--- Data for the task ---
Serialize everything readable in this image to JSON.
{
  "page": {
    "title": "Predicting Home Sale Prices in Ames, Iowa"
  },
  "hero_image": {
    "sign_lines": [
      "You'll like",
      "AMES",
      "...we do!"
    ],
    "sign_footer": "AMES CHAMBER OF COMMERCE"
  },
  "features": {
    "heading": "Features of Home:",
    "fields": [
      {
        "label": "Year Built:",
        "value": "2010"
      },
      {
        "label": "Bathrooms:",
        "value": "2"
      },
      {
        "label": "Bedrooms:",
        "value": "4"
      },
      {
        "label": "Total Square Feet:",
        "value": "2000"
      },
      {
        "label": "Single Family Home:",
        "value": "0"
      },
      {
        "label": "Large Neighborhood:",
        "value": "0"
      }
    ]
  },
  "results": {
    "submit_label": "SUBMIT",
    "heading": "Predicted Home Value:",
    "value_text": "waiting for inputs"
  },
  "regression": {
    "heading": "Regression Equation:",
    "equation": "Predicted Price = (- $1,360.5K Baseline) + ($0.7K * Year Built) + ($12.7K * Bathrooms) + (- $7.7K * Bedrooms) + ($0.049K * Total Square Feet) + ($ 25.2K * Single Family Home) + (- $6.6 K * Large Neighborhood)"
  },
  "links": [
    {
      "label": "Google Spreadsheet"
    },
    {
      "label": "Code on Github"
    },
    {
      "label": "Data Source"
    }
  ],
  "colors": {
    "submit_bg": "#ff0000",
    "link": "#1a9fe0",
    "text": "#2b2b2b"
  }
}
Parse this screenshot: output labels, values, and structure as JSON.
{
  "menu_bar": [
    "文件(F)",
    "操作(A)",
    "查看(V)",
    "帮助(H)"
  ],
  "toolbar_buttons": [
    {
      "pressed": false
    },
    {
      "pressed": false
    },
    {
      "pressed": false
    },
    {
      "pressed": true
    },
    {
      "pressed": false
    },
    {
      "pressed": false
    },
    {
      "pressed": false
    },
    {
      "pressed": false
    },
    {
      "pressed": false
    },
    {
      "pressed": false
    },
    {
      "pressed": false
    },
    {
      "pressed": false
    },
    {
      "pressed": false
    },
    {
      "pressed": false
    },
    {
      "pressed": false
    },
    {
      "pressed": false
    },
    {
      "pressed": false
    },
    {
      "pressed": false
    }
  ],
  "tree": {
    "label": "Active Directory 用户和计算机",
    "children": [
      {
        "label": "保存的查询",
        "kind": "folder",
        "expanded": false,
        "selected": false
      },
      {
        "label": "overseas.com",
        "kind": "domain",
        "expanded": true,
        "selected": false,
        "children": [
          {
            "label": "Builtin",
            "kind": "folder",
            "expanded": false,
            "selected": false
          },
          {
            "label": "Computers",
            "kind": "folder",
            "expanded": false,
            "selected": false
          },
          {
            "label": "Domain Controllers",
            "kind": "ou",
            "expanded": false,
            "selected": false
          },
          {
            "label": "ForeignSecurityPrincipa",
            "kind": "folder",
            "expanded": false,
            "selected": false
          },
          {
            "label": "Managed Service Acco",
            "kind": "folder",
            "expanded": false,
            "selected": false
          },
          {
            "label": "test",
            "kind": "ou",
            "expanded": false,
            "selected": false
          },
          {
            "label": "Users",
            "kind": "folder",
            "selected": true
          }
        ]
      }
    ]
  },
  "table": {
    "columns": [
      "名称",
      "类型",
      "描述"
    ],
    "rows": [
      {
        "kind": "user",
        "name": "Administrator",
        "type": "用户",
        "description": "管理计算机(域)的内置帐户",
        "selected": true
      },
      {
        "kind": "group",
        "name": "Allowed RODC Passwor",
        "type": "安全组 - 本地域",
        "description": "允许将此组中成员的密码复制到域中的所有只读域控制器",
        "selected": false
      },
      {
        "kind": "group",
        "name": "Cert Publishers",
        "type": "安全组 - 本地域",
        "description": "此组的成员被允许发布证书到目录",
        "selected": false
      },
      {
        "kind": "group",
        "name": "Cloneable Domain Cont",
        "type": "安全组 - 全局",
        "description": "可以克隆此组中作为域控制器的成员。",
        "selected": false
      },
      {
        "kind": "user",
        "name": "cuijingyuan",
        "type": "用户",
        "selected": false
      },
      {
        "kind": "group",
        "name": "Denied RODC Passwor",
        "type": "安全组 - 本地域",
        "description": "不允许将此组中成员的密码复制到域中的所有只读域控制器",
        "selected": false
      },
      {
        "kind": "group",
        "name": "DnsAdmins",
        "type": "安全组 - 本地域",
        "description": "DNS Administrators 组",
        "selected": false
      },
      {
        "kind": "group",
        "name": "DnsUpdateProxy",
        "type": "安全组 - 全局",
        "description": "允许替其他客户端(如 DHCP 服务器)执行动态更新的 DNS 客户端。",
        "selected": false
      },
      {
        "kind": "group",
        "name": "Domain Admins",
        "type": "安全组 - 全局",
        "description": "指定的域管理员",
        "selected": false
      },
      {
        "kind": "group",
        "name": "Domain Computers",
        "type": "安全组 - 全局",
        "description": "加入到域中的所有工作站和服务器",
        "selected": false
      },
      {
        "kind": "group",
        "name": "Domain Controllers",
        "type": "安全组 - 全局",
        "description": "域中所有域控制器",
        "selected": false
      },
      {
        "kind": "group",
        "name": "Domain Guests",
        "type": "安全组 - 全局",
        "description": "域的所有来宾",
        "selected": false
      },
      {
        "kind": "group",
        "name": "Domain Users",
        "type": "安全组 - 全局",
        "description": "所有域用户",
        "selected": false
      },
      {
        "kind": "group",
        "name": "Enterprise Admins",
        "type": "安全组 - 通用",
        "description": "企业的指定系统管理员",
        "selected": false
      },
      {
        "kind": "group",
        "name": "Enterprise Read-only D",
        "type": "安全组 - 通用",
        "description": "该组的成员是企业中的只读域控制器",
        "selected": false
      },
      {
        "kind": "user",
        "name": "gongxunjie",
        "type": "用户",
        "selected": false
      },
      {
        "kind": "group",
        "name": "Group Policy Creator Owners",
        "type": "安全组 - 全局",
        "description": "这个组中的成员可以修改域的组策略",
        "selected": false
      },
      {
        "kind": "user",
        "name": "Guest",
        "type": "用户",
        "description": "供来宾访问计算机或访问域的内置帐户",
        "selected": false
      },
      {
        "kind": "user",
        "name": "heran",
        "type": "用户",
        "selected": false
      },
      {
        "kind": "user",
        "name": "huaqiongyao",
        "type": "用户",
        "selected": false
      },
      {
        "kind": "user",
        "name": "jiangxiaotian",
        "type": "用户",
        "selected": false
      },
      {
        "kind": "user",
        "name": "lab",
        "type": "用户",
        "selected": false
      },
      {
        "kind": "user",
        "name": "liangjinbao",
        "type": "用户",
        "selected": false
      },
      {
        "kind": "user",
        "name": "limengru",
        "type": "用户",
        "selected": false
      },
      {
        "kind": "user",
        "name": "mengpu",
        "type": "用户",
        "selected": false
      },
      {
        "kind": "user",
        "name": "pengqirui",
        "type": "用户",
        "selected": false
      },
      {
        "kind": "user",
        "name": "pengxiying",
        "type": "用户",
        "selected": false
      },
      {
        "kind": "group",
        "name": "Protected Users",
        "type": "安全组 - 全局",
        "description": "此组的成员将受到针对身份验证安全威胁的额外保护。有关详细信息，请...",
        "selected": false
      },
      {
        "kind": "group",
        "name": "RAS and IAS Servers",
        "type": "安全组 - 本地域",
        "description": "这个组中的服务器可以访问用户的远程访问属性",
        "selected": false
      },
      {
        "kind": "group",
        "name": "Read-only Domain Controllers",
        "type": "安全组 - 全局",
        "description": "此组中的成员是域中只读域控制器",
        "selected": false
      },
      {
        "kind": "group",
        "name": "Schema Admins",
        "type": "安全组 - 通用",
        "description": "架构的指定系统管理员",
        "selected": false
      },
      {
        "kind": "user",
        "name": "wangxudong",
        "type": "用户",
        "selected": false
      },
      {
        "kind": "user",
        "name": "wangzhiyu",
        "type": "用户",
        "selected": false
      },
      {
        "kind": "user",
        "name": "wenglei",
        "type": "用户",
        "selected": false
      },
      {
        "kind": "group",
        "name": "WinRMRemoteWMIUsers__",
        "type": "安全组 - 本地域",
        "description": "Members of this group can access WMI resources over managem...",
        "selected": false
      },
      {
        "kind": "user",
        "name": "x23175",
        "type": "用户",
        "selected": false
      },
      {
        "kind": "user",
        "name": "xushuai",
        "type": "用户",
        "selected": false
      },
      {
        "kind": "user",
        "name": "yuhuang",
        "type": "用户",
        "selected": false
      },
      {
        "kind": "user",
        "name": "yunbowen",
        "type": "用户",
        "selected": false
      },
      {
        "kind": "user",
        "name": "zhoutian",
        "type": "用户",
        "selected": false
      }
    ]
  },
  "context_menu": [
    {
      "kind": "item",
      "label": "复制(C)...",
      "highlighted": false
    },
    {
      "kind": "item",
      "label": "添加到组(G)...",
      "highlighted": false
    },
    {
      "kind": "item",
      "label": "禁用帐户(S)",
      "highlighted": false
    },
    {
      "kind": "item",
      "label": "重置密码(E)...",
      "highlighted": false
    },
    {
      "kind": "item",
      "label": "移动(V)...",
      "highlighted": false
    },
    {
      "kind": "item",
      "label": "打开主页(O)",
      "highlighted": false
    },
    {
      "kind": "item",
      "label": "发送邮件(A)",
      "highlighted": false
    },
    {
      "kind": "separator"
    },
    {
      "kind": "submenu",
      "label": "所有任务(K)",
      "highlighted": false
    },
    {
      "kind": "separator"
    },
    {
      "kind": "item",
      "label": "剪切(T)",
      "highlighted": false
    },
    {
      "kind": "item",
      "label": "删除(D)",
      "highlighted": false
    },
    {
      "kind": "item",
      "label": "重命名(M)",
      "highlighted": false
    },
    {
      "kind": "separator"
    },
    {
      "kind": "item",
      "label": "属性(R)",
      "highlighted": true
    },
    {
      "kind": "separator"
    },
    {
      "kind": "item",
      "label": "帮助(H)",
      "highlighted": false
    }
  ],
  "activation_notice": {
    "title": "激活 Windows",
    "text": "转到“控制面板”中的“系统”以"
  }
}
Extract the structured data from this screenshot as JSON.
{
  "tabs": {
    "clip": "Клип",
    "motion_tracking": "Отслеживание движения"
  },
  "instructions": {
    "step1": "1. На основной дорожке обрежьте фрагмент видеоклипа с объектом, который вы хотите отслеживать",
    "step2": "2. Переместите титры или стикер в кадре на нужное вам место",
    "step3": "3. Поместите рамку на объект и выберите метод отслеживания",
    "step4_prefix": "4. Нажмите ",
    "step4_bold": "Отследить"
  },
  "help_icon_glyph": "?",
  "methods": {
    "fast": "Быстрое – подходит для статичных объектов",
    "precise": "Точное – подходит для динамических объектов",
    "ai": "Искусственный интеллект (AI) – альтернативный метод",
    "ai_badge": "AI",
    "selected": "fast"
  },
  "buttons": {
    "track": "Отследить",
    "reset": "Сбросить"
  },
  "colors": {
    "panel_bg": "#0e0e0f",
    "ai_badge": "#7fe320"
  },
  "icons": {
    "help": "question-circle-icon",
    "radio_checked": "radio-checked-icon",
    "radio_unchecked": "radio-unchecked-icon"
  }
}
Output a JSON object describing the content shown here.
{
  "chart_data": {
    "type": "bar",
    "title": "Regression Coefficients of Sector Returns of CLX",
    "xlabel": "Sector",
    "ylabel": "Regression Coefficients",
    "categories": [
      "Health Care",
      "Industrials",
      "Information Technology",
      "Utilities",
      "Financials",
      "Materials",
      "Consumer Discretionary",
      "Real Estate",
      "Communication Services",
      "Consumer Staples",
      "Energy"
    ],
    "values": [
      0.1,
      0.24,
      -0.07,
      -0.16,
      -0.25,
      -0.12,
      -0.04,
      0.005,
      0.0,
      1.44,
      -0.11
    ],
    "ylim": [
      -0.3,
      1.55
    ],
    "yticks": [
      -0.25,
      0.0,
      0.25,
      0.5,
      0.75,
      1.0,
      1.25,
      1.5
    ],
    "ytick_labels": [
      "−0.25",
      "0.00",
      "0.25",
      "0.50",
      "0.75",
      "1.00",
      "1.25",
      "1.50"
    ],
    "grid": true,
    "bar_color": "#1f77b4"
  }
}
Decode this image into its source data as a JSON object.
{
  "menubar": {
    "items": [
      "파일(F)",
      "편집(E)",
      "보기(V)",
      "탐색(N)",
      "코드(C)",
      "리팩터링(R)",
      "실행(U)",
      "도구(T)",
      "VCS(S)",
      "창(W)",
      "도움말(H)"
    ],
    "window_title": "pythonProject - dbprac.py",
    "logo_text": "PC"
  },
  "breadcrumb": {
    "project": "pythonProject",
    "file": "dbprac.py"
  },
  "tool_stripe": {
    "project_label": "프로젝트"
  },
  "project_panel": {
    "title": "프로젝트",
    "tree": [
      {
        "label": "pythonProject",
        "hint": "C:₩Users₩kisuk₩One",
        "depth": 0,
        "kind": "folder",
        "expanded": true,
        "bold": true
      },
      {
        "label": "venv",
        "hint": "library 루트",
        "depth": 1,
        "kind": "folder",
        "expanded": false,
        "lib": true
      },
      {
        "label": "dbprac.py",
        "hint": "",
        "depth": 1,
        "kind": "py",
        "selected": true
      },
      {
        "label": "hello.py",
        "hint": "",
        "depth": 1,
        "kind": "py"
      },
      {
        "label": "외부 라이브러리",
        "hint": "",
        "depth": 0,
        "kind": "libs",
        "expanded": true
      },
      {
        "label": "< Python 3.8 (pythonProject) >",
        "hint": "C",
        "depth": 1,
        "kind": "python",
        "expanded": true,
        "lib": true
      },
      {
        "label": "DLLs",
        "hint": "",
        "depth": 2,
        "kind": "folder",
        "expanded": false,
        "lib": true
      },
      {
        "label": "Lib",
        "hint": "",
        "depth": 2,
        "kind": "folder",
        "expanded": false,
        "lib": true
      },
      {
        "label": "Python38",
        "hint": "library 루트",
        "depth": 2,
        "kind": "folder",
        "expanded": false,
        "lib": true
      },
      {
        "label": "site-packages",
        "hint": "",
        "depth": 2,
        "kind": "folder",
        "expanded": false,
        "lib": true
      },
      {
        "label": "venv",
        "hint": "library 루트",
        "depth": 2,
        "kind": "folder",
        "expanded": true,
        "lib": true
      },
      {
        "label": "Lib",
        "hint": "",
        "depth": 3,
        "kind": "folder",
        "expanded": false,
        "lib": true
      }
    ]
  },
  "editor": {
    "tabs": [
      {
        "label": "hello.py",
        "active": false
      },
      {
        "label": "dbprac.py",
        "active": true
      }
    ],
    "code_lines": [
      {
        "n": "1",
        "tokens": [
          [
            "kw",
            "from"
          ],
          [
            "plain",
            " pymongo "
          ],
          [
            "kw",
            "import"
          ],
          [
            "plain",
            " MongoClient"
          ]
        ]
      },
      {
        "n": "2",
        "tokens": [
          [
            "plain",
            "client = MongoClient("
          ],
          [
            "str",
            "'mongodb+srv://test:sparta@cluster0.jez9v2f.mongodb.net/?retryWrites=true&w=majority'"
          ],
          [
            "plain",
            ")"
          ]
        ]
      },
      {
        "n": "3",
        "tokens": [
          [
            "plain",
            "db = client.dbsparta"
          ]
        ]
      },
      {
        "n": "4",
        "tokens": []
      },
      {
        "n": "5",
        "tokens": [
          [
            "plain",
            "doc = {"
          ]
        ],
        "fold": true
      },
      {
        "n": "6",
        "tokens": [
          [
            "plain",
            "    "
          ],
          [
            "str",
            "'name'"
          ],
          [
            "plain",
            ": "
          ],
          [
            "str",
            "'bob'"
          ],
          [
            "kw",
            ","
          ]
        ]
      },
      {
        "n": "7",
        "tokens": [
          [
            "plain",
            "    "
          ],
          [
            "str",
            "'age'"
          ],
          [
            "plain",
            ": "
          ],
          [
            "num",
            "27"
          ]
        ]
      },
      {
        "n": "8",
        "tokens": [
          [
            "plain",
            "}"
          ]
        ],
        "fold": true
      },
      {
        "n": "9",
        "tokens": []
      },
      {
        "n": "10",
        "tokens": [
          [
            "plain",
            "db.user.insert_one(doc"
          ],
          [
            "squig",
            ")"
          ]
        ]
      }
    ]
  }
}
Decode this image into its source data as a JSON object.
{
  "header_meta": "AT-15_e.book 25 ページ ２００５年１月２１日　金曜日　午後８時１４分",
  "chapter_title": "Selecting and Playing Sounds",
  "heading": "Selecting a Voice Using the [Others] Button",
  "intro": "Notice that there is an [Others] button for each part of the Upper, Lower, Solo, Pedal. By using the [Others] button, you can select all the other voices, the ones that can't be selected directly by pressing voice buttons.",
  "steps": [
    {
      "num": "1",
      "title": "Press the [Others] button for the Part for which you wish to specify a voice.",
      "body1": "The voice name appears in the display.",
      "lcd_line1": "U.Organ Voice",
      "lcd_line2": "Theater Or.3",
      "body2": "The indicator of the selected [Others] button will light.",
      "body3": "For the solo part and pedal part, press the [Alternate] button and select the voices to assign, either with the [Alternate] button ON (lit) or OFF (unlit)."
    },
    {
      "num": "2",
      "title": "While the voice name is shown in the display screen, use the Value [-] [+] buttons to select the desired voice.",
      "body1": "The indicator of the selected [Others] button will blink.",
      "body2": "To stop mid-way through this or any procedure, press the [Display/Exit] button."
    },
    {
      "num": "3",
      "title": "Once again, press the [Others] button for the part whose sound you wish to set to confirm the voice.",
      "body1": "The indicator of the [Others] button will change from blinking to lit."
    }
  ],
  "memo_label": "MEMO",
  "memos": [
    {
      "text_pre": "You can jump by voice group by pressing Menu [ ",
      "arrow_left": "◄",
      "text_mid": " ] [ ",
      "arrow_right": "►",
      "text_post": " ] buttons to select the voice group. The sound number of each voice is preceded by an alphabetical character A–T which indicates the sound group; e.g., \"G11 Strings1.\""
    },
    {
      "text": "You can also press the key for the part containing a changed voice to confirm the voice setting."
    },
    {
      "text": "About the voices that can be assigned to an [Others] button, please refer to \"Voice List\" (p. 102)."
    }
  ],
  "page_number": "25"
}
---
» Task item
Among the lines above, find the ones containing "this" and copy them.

» Reply to the task
Serialize everything readable in this image to JSON.
Parse this screenshot: output labels, values, and structure as JSON.
        "description": "Members of this group can access WMI resources over managem...",
Extract the structured data from this screenshot as JSON.
Decode this image into its source data as a JSON object.
Decode this image into its source data as a JSON object.
      "body2": "To stop mid-way through this or any procedure, press the [Display/Exit] button."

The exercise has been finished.